Historical information

The hair brush is part of a vanity set owned by a woman who lived in the Harbour Master's house at Warrnambool in the late 1800s and early 1900s. The set was possibly a wedding gift from her mother-in-law, Caroline Edwards, a local business woman who was an importer of 'china and fancy goods' along with her husband Thomas Myers Edwards. The Edwards owned Staffordshire House a business in Timor St (and later Liebig St) from 1876. The hair brush is an example of a valued possession of women at the time and could signify social standing. It was also a functional accessory used on a daily basis.


The item is significant socially as an example of accessories available to and used by women in the late 1800s and early 1900s. Historically, it is linked to a local import business ‘Staffordshire House’ in Liebig St Warrnambool, where it most likely came from.

Physical description

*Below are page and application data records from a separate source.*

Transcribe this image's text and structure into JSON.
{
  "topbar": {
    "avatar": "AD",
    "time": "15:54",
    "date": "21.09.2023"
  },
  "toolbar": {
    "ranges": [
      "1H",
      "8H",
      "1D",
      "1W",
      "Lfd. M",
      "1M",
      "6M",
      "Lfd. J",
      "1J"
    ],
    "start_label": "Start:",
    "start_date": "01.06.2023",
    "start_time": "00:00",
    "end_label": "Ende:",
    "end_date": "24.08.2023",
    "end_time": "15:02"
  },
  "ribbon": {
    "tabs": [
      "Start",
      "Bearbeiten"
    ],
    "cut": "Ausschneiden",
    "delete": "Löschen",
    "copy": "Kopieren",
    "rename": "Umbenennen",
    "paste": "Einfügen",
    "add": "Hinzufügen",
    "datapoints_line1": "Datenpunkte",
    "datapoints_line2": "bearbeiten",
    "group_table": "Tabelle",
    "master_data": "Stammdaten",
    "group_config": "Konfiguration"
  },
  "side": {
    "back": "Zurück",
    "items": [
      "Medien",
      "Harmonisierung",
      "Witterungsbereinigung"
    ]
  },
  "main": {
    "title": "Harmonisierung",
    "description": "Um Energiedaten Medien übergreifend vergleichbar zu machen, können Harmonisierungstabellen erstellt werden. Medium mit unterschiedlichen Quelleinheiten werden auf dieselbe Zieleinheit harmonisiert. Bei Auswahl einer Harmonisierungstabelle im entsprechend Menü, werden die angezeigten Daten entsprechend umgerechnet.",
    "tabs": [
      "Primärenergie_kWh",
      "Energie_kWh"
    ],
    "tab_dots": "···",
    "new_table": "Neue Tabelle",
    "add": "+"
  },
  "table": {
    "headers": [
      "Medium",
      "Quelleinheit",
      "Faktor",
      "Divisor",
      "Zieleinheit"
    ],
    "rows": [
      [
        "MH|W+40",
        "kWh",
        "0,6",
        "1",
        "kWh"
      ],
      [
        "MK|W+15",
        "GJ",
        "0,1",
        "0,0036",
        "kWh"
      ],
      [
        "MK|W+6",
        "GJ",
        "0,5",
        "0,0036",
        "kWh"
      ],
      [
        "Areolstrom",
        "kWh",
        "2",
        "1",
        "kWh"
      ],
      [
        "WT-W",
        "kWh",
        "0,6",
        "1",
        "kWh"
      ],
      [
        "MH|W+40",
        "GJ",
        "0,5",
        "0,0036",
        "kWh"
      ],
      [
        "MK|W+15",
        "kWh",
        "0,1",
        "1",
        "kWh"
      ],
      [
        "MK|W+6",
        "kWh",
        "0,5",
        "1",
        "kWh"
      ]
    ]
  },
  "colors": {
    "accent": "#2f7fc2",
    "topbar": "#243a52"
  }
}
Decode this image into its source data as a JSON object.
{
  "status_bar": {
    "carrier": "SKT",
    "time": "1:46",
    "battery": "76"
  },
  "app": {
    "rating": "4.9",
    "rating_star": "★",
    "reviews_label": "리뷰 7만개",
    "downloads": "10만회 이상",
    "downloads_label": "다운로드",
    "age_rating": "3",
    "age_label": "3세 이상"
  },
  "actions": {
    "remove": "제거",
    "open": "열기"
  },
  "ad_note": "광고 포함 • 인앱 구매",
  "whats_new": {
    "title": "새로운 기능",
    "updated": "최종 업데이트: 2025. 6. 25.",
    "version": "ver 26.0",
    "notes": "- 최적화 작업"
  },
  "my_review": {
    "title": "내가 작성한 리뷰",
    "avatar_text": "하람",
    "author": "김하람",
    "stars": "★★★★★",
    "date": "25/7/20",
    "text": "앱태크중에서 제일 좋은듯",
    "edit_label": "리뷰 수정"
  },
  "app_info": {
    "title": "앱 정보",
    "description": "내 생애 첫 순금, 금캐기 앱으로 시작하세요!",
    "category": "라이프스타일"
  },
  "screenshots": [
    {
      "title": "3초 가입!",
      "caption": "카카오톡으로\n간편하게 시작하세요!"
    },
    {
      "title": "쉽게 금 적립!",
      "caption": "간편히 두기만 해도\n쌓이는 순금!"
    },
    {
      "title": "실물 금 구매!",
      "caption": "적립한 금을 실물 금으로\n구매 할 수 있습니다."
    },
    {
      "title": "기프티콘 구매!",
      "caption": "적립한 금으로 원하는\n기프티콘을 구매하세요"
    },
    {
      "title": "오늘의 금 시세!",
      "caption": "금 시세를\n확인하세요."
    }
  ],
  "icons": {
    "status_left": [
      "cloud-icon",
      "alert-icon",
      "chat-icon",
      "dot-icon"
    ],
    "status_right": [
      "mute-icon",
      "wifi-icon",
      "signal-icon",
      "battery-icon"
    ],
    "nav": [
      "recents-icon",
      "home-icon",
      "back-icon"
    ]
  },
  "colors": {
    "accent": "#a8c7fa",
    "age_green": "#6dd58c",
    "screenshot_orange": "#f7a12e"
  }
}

A pewter (or possibly silver-plated) hair brush that is part of a vanity set. It features a beautiful ornate moulded rose/flower design on the back and handle of the hair brush. The hair brush insert is most likely made of celluloid, it no longer has bristles and is purely ornamental.